### Your objective
Below are some records. Pull every line that contains the word "data".

### Provided material

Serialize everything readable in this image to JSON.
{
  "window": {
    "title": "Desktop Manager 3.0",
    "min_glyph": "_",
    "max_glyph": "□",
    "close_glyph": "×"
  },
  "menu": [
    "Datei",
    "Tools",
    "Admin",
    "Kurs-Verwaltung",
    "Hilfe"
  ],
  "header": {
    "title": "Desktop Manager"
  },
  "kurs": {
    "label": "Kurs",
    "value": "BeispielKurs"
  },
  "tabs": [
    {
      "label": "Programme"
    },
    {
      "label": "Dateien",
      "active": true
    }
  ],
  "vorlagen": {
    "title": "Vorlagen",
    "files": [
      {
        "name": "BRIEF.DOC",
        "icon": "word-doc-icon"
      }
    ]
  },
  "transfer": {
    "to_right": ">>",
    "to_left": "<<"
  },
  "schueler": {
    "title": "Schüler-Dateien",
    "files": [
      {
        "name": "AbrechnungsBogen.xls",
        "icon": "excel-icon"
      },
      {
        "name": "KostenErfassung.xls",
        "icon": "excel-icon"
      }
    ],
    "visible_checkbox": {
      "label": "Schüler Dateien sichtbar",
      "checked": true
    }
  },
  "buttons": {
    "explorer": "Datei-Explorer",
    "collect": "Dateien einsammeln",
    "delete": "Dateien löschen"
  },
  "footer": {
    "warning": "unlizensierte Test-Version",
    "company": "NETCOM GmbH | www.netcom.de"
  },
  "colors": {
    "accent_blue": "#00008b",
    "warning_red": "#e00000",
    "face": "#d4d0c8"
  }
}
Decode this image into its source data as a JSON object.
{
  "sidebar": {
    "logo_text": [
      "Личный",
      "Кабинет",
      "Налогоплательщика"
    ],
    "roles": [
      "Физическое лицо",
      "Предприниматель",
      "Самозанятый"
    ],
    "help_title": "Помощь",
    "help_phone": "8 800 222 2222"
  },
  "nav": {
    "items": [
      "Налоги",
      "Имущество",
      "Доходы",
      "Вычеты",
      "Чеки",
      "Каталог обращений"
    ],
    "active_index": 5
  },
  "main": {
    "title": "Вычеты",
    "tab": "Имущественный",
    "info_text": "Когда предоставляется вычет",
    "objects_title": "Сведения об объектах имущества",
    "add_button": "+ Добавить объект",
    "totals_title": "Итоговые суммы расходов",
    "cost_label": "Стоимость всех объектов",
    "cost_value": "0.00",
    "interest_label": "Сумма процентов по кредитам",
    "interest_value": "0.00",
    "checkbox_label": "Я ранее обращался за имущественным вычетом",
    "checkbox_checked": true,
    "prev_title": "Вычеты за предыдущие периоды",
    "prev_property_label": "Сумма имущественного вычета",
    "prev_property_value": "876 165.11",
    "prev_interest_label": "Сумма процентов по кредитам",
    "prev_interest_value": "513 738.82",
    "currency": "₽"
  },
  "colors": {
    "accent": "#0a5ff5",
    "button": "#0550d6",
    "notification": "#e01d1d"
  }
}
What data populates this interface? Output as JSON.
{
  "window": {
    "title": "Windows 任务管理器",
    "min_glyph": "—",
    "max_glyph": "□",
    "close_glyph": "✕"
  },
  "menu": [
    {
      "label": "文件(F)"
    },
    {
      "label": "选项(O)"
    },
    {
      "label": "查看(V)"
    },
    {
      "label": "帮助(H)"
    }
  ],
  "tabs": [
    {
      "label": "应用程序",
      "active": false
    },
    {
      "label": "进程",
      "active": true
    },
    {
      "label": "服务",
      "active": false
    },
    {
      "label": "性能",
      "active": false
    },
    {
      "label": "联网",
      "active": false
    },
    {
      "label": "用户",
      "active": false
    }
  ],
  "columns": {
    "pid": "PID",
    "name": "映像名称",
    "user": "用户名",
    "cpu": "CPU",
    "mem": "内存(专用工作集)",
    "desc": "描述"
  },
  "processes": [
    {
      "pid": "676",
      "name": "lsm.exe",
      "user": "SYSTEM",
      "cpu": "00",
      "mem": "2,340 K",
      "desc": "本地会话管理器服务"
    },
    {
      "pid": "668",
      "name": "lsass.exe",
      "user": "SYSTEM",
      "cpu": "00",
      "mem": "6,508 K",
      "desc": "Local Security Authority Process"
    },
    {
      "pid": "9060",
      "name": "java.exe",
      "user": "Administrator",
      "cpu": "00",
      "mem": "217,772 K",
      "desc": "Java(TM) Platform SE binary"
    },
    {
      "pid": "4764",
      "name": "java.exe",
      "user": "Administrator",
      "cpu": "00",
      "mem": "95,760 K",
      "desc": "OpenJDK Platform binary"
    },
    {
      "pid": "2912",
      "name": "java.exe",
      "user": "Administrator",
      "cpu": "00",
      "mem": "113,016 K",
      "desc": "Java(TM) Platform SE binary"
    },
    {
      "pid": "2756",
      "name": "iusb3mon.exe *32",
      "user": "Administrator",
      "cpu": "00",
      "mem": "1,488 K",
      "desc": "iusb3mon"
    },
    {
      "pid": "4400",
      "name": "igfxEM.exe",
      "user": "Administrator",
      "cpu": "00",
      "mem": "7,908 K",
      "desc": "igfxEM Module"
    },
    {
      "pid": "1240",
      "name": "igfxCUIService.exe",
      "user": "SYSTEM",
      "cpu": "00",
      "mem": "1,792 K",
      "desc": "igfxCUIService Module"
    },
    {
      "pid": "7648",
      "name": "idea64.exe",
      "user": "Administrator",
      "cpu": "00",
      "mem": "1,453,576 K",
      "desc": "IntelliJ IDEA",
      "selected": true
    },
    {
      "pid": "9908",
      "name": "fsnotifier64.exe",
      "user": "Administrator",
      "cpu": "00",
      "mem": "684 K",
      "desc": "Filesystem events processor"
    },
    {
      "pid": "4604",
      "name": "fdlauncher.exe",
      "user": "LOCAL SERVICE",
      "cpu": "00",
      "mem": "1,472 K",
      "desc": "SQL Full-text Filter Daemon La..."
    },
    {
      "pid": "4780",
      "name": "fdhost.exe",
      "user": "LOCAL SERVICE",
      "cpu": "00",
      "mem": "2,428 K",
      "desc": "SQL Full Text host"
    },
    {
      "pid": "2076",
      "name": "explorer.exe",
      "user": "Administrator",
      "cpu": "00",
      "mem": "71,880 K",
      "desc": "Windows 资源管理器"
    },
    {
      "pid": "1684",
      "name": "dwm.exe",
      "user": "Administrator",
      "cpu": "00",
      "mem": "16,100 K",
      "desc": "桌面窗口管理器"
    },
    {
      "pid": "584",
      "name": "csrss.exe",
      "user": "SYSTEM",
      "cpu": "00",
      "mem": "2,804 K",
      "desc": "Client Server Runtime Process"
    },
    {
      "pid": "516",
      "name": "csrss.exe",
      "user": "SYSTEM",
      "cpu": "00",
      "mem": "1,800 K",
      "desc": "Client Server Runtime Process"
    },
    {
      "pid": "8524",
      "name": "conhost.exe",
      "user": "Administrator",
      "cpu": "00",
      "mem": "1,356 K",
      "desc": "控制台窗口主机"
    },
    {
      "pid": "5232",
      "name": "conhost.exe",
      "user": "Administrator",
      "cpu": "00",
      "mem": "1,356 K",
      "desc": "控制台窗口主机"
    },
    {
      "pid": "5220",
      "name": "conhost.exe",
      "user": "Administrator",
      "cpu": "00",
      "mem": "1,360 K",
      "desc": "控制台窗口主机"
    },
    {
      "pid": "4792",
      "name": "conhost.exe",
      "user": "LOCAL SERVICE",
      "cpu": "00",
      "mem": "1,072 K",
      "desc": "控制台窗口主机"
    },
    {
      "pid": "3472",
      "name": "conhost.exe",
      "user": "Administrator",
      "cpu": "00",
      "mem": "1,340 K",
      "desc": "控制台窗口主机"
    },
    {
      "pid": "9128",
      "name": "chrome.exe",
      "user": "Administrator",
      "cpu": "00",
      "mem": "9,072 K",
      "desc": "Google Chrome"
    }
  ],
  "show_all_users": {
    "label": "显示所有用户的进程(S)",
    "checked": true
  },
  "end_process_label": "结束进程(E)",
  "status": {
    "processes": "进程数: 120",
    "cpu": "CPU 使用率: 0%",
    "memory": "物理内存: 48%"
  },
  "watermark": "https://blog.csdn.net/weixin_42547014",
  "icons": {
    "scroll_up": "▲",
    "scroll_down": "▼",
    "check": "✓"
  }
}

### Result for this task
Decode this image into its source data as a JSON object.
What data populates this interface? Output as JSON.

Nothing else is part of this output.